- [Assigned task]
Every line below that holds "Documents" must be copied.

- [Data extracts]
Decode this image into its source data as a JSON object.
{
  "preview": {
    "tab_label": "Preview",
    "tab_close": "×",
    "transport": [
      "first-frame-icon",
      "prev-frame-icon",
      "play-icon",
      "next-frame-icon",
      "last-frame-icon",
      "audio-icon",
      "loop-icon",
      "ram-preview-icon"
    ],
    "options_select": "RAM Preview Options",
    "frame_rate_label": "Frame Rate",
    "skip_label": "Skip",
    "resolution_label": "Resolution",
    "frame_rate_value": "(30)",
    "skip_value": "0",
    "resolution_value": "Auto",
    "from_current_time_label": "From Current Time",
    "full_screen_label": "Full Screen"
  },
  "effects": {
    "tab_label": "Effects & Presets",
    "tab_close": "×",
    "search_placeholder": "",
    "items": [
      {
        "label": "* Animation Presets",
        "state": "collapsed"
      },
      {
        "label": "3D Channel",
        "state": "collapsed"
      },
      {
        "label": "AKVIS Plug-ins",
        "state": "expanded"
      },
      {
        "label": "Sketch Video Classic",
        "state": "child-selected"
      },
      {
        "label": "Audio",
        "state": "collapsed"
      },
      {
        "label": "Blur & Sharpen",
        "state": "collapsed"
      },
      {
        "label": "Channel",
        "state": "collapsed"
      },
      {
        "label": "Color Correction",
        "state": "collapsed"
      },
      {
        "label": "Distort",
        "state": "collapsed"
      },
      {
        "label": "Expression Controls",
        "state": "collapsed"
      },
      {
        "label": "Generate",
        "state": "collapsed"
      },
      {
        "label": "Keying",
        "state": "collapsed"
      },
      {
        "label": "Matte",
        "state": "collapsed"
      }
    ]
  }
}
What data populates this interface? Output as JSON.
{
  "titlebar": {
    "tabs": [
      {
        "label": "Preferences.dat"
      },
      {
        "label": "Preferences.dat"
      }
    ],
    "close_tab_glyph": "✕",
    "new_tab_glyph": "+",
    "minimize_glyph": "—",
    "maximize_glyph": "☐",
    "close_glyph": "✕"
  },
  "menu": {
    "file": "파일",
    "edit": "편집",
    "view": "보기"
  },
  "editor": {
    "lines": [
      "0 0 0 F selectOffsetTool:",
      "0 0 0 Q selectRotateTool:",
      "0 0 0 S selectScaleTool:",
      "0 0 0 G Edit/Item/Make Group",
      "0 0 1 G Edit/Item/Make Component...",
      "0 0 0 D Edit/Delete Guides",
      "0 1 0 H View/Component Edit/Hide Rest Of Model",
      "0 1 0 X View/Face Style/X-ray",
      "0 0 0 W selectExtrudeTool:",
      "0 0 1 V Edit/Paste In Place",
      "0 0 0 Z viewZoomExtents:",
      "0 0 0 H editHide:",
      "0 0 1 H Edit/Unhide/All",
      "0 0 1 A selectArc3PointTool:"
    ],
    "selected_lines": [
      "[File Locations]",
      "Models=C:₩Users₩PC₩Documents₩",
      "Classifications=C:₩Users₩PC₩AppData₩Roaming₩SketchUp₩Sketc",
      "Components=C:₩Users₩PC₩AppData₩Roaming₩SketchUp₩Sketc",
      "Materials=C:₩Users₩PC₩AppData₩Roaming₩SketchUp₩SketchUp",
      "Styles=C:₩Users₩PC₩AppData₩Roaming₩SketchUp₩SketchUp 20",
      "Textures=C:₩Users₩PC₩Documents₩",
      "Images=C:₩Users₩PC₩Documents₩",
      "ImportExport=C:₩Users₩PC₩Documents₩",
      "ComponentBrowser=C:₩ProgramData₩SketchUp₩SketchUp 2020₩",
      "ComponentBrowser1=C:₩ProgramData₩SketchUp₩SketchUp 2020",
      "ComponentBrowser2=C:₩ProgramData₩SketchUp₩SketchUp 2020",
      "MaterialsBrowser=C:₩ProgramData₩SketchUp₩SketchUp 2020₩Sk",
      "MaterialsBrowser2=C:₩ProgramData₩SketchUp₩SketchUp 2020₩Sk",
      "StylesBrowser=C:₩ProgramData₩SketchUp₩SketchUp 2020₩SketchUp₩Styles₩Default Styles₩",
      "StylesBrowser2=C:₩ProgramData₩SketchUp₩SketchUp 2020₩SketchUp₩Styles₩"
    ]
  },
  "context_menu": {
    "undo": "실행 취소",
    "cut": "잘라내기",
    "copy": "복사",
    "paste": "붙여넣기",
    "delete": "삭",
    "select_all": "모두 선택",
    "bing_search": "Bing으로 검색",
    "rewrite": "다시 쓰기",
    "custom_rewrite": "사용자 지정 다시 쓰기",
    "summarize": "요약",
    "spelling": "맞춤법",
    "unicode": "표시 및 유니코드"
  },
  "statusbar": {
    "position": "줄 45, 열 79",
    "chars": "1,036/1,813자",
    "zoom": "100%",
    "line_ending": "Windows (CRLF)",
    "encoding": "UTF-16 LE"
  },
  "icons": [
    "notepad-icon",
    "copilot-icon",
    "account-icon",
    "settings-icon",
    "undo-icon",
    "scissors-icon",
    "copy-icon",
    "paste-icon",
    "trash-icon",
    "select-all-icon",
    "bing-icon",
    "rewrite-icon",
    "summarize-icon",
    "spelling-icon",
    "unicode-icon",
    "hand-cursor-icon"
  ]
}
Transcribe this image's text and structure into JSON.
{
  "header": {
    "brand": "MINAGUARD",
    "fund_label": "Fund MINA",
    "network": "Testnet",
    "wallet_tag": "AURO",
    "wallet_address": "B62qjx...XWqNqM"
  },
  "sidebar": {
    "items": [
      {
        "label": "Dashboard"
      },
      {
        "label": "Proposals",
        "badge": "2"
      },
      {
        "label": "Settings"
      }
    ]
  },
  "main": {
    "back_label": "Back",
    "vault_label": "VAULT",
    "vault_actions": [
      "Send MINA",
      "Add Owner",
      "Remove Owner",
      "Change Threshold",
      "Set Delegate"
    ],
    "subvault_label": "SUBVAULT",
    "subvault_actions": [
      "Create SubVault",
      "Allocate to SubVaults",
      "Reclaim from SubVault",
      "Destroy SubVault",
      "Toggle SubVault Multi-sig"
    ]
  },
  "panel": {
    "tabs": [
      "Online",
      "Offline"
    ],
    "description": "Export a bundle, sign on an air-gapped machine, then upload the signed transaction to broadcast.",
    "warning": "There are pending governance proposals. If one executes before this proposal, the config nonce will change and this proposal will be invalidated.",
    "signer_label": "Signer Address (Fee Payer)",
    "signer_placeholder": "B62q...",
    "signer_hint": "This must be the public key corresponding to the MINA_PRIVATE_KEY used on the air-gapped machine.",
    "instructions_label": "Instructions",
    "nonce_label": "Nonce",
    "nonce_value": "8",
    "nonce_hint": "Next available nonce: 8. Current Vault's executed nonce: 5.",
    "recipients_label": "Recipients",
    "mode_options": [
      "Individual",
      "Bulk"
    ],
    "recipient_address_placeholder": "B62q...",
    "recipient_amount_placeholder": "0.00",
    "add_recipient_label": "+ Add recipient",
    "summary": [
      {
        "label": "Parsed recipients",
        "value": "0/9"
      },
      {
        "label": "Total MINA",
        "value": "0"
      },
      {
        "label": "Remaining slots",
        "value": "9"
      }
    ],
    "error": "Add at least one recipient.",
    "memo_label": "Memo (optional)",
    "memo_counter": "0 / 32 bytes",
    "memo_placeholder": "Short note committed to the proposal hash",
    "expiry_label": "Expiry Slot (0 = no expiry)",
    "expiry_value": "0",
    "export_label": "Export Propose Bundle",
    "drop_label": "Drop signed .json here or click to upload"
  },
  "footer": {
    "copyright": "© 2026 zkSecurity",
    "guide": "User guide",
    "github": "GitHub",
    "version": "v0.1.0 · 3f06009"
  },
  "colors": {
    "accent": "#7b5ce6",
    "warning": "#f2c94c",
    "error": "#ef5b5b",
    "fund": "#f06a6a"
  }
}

- [Exercise answer]
      "Models=C:₩Users₩PC₩Documents₩",
      "Textures=C:₩Users₩PC₩Documents₩",
      "Images=C:₩Users₩PC₩Documents₩",
      "ImportExport=C:₩Users₩PC₩Documents₩",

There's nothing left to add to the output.